I would not add weight of any kind to walking.
Those wanting to improve bone density should seek the advice of their physician. And once cleared to exercise, should seek the advice of a fitness professional.
Many resist seeking such advice and clearance. This is a bit foolish. Life is short. If you go to any fitness facility and just observe the patrons, it will become obvious that exercise increases the quality of life.
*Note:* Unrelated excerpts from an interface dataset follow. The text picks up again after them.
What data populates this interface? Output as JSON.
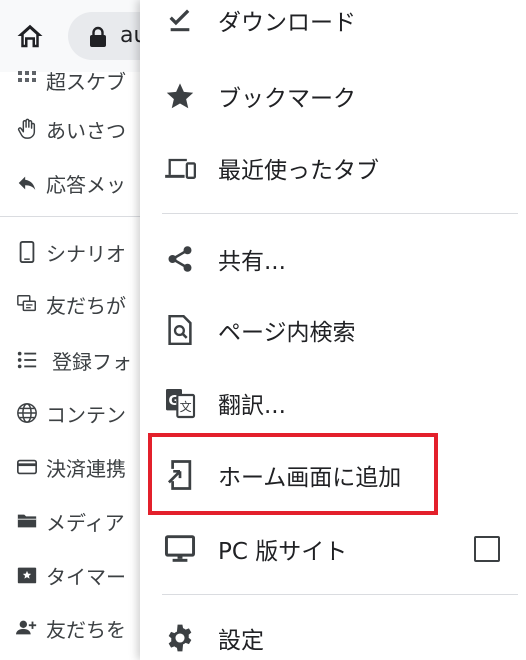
{
  "browser": {
    "url_text": "au"
  },
  "sidebar": {
    "items": [
      {
        "label": "超スケブ",
        "icon": "grid-icon"
      },
      {
        "label": "あいさつ",
        "icon": "hand-icon"
      },
      {
        "label": "応答メッ",
        "icon": "reply-icon"
      },
      {
        "label": "シナリオ",
        "icon": "phone-icon"
      },
      {
        "label": "友だちが",
        "icon": "chat-icon"
      },
      {
        "label": "登録フォ",
        "icon": "list-icon"
      },
      {
        "label": "コンテン",
        "icon": "globe-icon"
      },
      {
        "label": "決済連携",
        "icon": "card-icon"
      },
      {
        "label": "メディア",
        "icon": "folder-icon"
      },
      {
        "label": "タイマー",
        "icon": "timer-icon"
      },
      {
        "label": "友だちを",
        "icon": "add-person-icon"
      }
    ]
  },
  "menu": {
    "download": "ダウンロード",
    "bookmarks": "ブックマーク",
    "recent_tabs": "最近使ったタブ",
    "share": "共有...",
    "find_in_page": "ページ内検索",
    "translate": "翻訳...",
    "add_to_home": "ホーム画面に追加",
    "desktop_site": "PC 版サイト",
    "settings": "設定"
  },
  "colors": {
    "highlight": "#e3202b",
    "icon": "#3c4043"
  }
}
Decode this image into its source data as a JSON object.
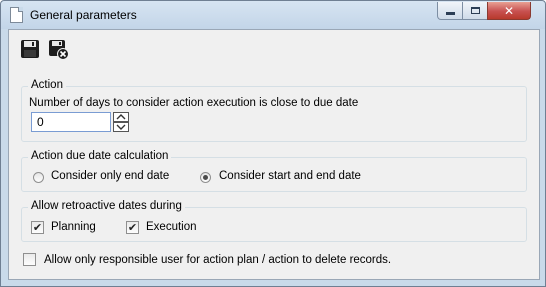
{
  "window": {
    "title": "General parameters",
    "close_glyph": "✕"
  },
  "toolbar": {
    "save_icon": "floppy-disk-icon",
    "save_close_icon": "floppy-disk-close-icon"
  },
  "action_group": {
    "legend": "Action",
    "days_label": "Number of days to consider action execution is close to due date",
    "days_value": "0"
  },
  "due_date_group": {
    "legend": "Action due date calculation",
    "options": [
      {
        "label": "Consider only end date",
        "selected": false
      },
      {
        "label": "Consider start and end date",
        "selected": true
      }
    ]
  },
  "retroactive_group": {
    "legend": "Allow retroactive dates during",
    "options": [
      {
        "label": "Planning",
        "checked": true
      },
      {
        "label": "Execution",
        "checked": true
      }
    ]
  },
  "delete_option": {
    "label": "Allow only responsible user for action plan / action to delete records.",
    "checked": false
  },
  "check_glyph": "✔"
}
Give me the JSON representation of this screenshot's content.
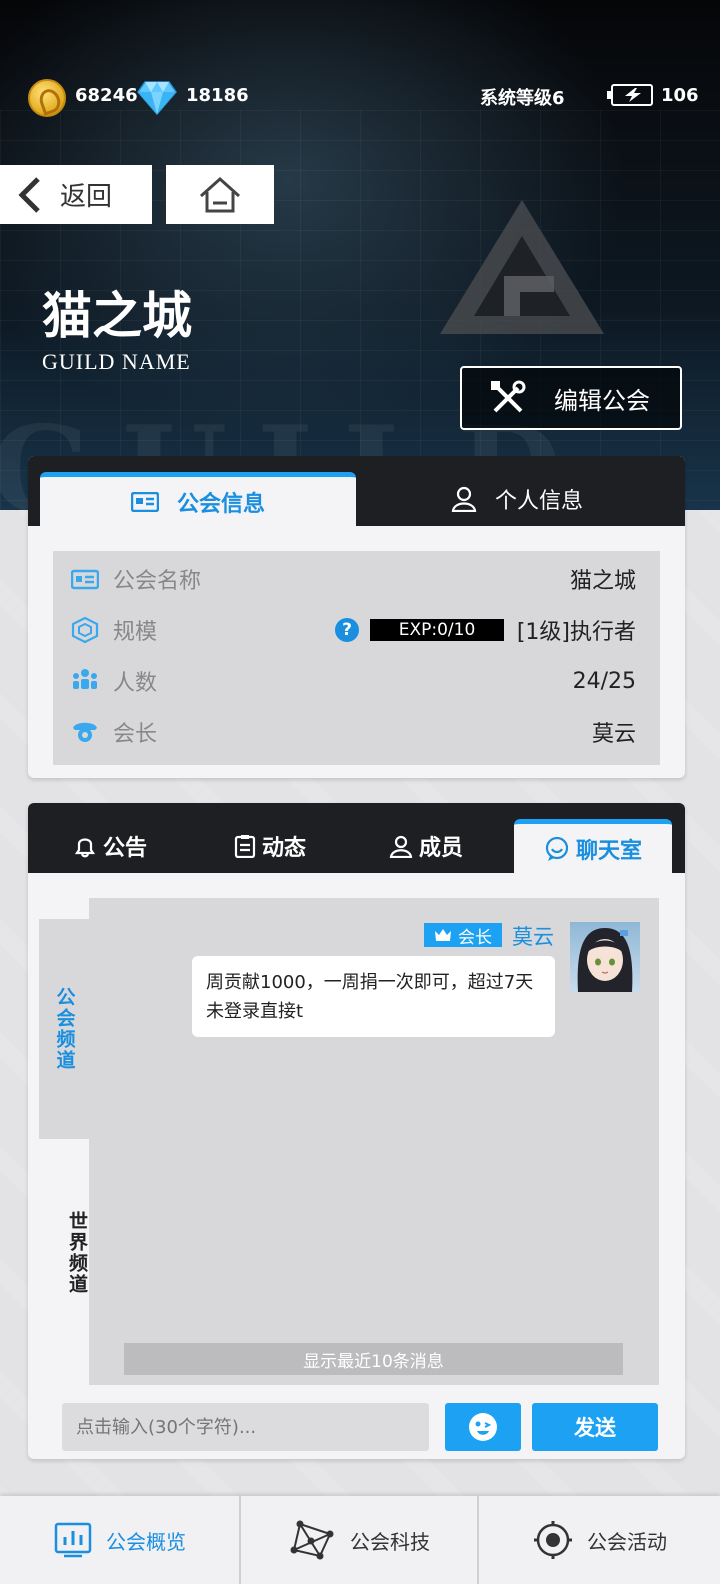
{
  "currency": {
    "coins": "68246",
    "gems": "18186"
  },
  "status": {
    "system_level": "系统等级6",
    "energy": "106"
  },
  "nav": {
    "back_label": "返回"
  },
  "guild": {
    "title": "猫之城",
    "subtitle": "GUILD NAME",
    "edit_label": "编辑公会"
  },
  "info_tabs": [
    "公会信息",
    "个人信息"
  ],
  "info": {
    "name_key": "公会名称",
    "name_value": "猫之城",
    "scale_key": "规模",
    "exp_text": "EXP:0/10",
    "scale_value": "[1级]执行者",
    "members_key": "人数",
    "members_value": "24/25",
    "leader_key": "会长",
    "leader_value": "莫云"
  },
  "chat_tabs": [
    "公告",
    "动态",
    "成员",
    "聊天室"
  ],
  "channels": {
    "guild": "公会频道",
    "world": "世界频道"
  },
  "message": {
    "badge": "会长",
    "sender": "莫云",
    "text": "周贡献1000，一周捐一次即可，超过7天未登录直接t"
  },
  "chat": {
    "show_recent": "显示最近10条消息",
    "input_placeholder": "点击输入(30个字符)...",
    "send_label": "发送"
  },
  "bottom_nav": [
    "公会概览",
    "公会科技",
    "公会活动"
  ],
  "colors": {
    "accent": "#1da1f2",
    "dark": "#1d1f22",
    "panel": "#d8d8da"
  }
}
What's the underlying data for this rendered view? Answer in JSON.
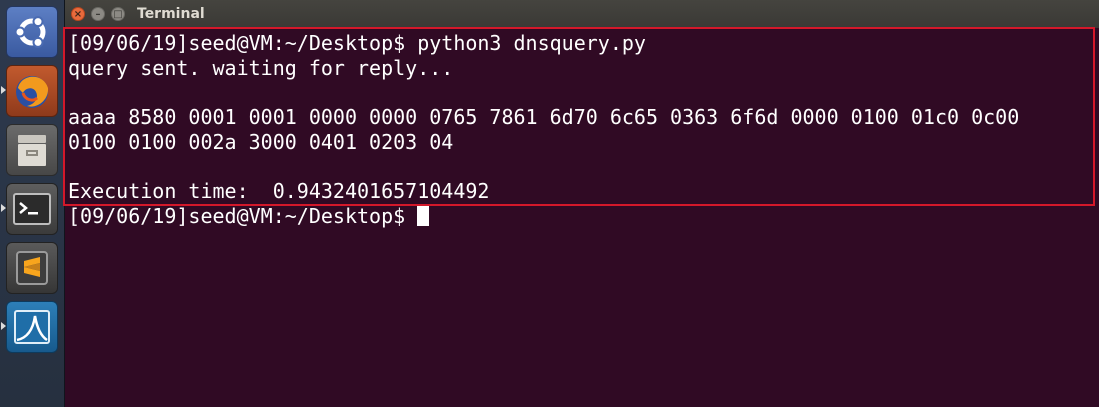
{
  "window": {
    "title": "Terminal",
    "close_glyph": "×",
    "minimize_glyph": "–",
    "maximize_glyph": "□"
  },
  "launcher": {
    "items": [
      {
        "name": "ubuntu-dash",
        "icon": "ubuntu-logo-icon",
        "running": false
      },
      {
        "name": "firefox",
        "icon": "firefox-icon",
        "running": true
      },
      {
        "name": "files",
        "icon": "file-cabinet-icon",
        "running": false
      },
      {
        "name": "terminal",
        "icon": "terminal-icon",
        "running": true
      },
      {
        "name": "sublime-text",
        "icon": "sublime-text-icon",
        "running": false
      },
      {
        "name": "wireshark",
        "icon": "wireshark-fin-icon",
        "running": true
      }
    ]
  },
  "terminal": {
    "lines": [
      "[09/06/19]seed@VM:~/Desktop$ python3 dnsquery.py",
      "query sent. waiting for reply...",
      "",
      "aaaa 8580 0001 0001 0000 0000 0765 7861 6d70 6c65 0363 6f6d 0000 0100 01c0 0c00",
      "0100 0100 002a 3000 0401 0203 04",
      "",
      "Execution time:  0.9432401657104492",
      "[09/06/19]seed@VM:~/Desktop$"
    ],
    "colors": {
      "background": "#300a24",
      "text": "#ffffff",
      "highlight_border": "#d4182a"
    }
  }
}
And fitness professionals are there to make this as effective as possible.
Unfortunately ankle and hand weights do not provide the best method to build bones.
a) Jonathan and Shay point out the drawback of weights that are too light;
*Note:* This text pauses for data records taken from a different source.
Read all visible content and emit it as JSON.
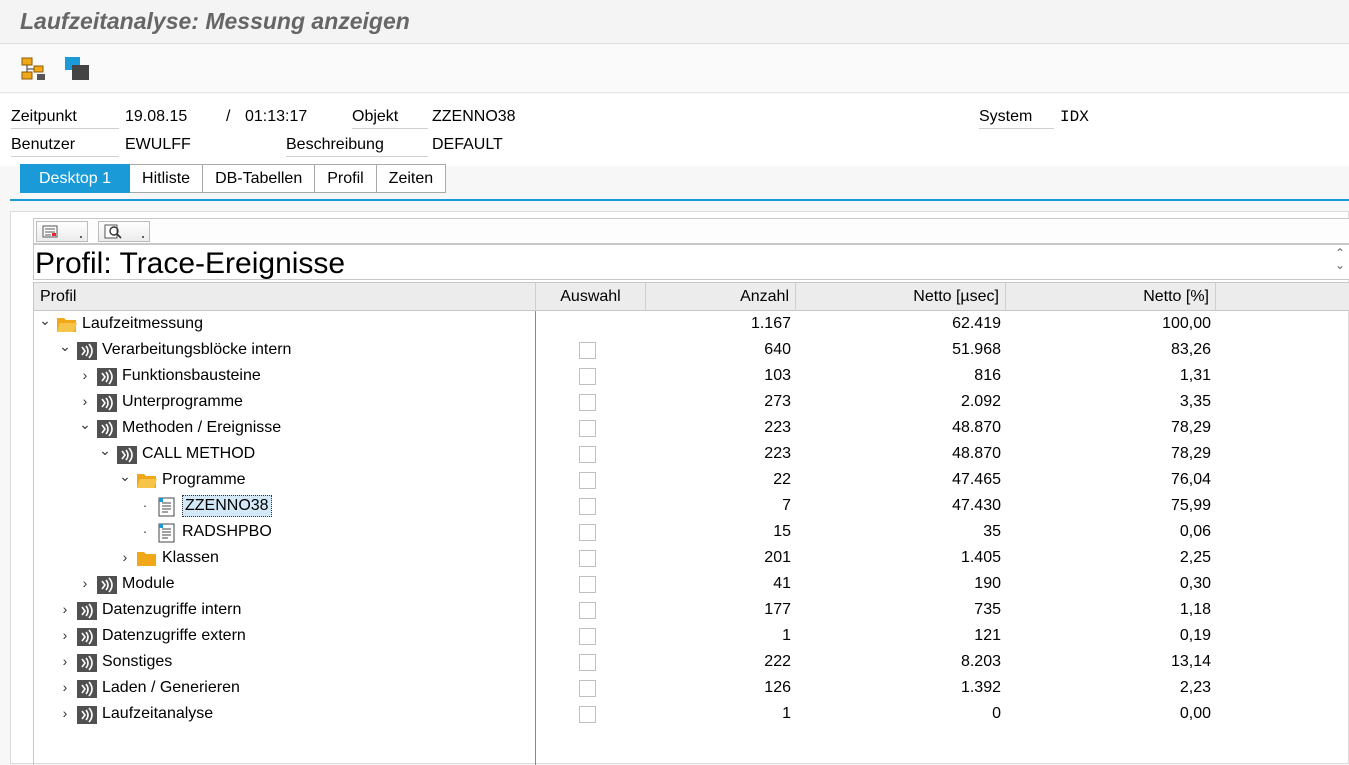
{
  "window": {
    "title": "Laufzeitanalyse: Messung anzeigen"
  },
  "toolbar": {
    "icons": [
      "hierarchy-icon",
      "windows-icon"
    ]
  },
  "header": {
    "zeitpunkt_label": "Zeitpunkt",
    "zeitpunkt_date": "19.08.15",
    "zeitpunkt_sep": "/",
    "zeitpunkt_time": "01:13:17",
    "objekt_label": "Objekt",
    "objekt_value": "ZZENNO38",
    "system_label": "System",
    "system_value": "IDX",
    "benutzer_label": "Benutzer",
    "benutzer_value": "EWULFF",
    "beschreibung_label": "Beschreibung",
    "beschreibung_value": "DEFAULT"
  },
  "tabs": [
    {
      "label": "Desktop 1",
      "active": true
    },
    {
      "label": "Hitliste",
      "active": false
    },
    {
      "label": "DB-Tabellen",
      "active": false
    },
    {
      "label": "Profil",
      "active": false
    },
    {
      "label": "Zeiten",
      "active": false
    }
  ],
  "banner": {
    "text": "Profil: Trace-Ereignisse"
  },
  "grid": {
    "columns": {
      "profil": "Profil",
      "auswahl": "Auswahl",
      "anzahl": "Anzahl",
      "netto_usec": "Netto [µsec]",
      "netto_pct": "Netto [%]"
    },
    "rows": [
      {
        "label": "Laufzeitmessung",
        "level": 0,
        "node": "expanded",
        "icon": "folder-open-icon",
        "checkbox": false,
        "anzahl": "1.167",
        "netto_usec": "62.419",
        "netto_pct": "100,00"
      },
      {
        "label": "Verarbeitungsblöcke intern",
        "level": 1,
        "node": "expanded",
        "icon": "component-icon",
        "checkbox": true,
        "anzahl": "640",
        "netto_usec": "51.968",
        "netto_pct": "83,26"
      },
      {
        "label": "Funktionsbausteine",
        "level": 2,
        "node": "collapsed",
        "icon": "component-icon",
        "checkbox": true,
        "anzahl": "103",
        "netto_usec": "816",
        "netto_pct": "1,31"
      },
      {
        "label": "Unterprogramme",
        "level": 2,
        "node": "collapsed",
        "icon": "component-icon",
        "checkbox": true,
        "anzahl": "273",
        "netto_usec": "2.092",
        "netto_pct": "3,35"
      },
      {
        "label": "Methoden / Ereignisse",
        "level": 2,
        "node": "expanded",
        "icon": "component-icon",
        "checkbox": true,
        "anzahl": "223",
        "netto_usec": "48.870",
        "netto_pct": "78,29"
      },
      {
        "label": "CALL METHOD",
        "level": 3,
        "node": "expanded",
        "icon": "component-icon",
        "checkbox": true,
        "anzahl": "223",
        "netto_usec": "48.870",
        "netto_pct": "78,29"
      },
      {
        "label": "Programme",
        "level": 4,
        "node": "expanded",
        "icon": "folder-open-icon",
        "checkbox": true,
        "anzahl": "22",
        "netto_usec": "47.465",
        "netto_pct": "76,04"
      },
      {
        "label": "ZZENNO38",
        "level": 5,
        "node": "leaf",
        "icon": "document-icon",
        "checkbox": true,
        "selected": true,
        "anzahl": "7",
        "netto_usec": "47.430",
        "netto_pct": "75,99"
      },
      {
        "label": "RADSHPBO",
        "level": 5,
        "node": "leaf",
        "icon": "document-icon",
        "checkbox": true,
        "anzahl": "15",
        "netto_usec": "35",
        "netto_pct": "0,06"
      },
      {
        "label": "Klassen",
        "level": 4,
        "node": "collapsed",
        "icon": "folder-icon",
        "checkbox": true,
        "anzahl": "201",
        "netto_usec": "1.405",
        "netto_pct": "2,25"
      },
      {
        "label": "Module",
        "level": 2,
        "node": "collapsed",
        "icon": "component-icon",
        "checkbox": true,
        "anzahl": "41",
        "netto_usec": "190",
        "netto_pct": "0,30"
      },
      {
        "label": "Datenzugriffe intern",
        "level": 1,
        "node": "collapsed",
        "icon": "component-icon",
        "checkbox": true,
        "anzahl": "177",
        "netto_usec": "735",
        "netto_pct": "1,18"
      },
      {
        "label": "Datenzugriffe extern",
        "level": 1,
        "node": "collapsed",
        "icon": "component-icon",
        "checkbox": true,
        "anzahl": "1",
        "netto_usec": "121",
        "netto_pct": "0,19"
      },
      {
        "label": "Sonstiges",
        "level": 1,
        "node": "collapsed",
        "icon": "component-icon",
        "checkbox": true,
        "anzahl": "222",
        "netto_usec": "8.203",
        "netto_pct": "13,14"
      },
      {
        "label": "Laden / Generieren",
        "level": 1,
        "node": "collapsed",
        "icon": "component-icon",
        "checkbox": true,
        "anzahl": "126",
        "netto_usec": "1.392",
        "netto_pct": "2,23"
      },
      {
        "label": "Laufzeitanalyse",
        "level": 1,
        "node": "collapsed",
        "icon": "component-icon",
        "checkbox": true,
        "anzahl": "1",
        "netto_usec": "0",
        "netto_pct": "0,00"
      }
    ]
  },
  "colors": {
    "accent": "#1a9bd7",
    "folder": "#f0a818",
    "selection": "#d3e9f8"
  }
}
the load is not enough to improve bone strength
b) Stephen and Michelle point out how the extra weight throws off a person’s
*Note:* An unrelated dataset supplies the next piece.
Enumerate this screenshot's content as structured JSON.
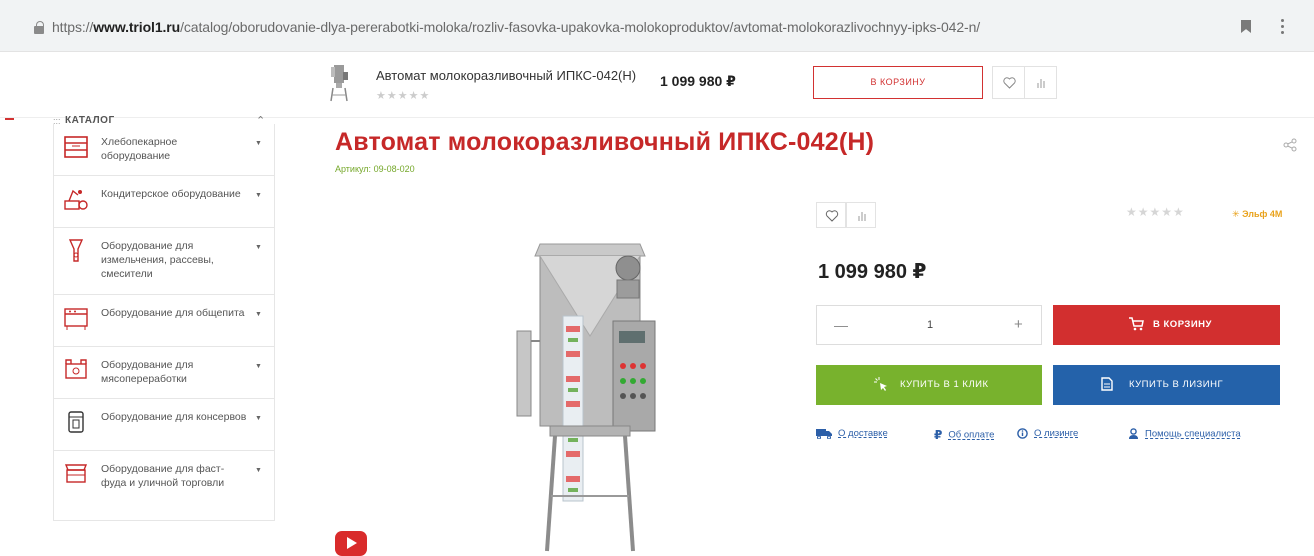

gait and can cause injuries.
The weighed vest idea may work (if the person has no back industries); the stress caused by heavy weight further from the center of the boy (i.e. on the ankle or in the hand).
(Resistance training would improve bone strength. However your client seems to be bent on walking; I’m not so sure how the client will respond to using weights.)
I would try to use a weighted vest or a weighted backpack while walking instead of ankle and hand weights. But, I agree with most of the answers others have already provided here. Also, if you or your clients live close to the ocean, a nice walk on the beach with the water level between the ankles and the knee would also do the trick.
I agree with most of the answers. Clearly the added stress to proximal joints (hips and shoulders) and the lower back outweighs any possible minimal increase in osteogenesis.
One point I didn’t read was the benefit of walking up stairs or walking up hills. Just have you clients be care as the eccentric load on leg muscles is much greater than going up. I’m sure you’re aware that it’s the eccentric phase of movement that is most responsible for delayed onset muscle soreness (DOMS.)